-- GIVEN RECORDS --
★ ★ ★ ★ ★
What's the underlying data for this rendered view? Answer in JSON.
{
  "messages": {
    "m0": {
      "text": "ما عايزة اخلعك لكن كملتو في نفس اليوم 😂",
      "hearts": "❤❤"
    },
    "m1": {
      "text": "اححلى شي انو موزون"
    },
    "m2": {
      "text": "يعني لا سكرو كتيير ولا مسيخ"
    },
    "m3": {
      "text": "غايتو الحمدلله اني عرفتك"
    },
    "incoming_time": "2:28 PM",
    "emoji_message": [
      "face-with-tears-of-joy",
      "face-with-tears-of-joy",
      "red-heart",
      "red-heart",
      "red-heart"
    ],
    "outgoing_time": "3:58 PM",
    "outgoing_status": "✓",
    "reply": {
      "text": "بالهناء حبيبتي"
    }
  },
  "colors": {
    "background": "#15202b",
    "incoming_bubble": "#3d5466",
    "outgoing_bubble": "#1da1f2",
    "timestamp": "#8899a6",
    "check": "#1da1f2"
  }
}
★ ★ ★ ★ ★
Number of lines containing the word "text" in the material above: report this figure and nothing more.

5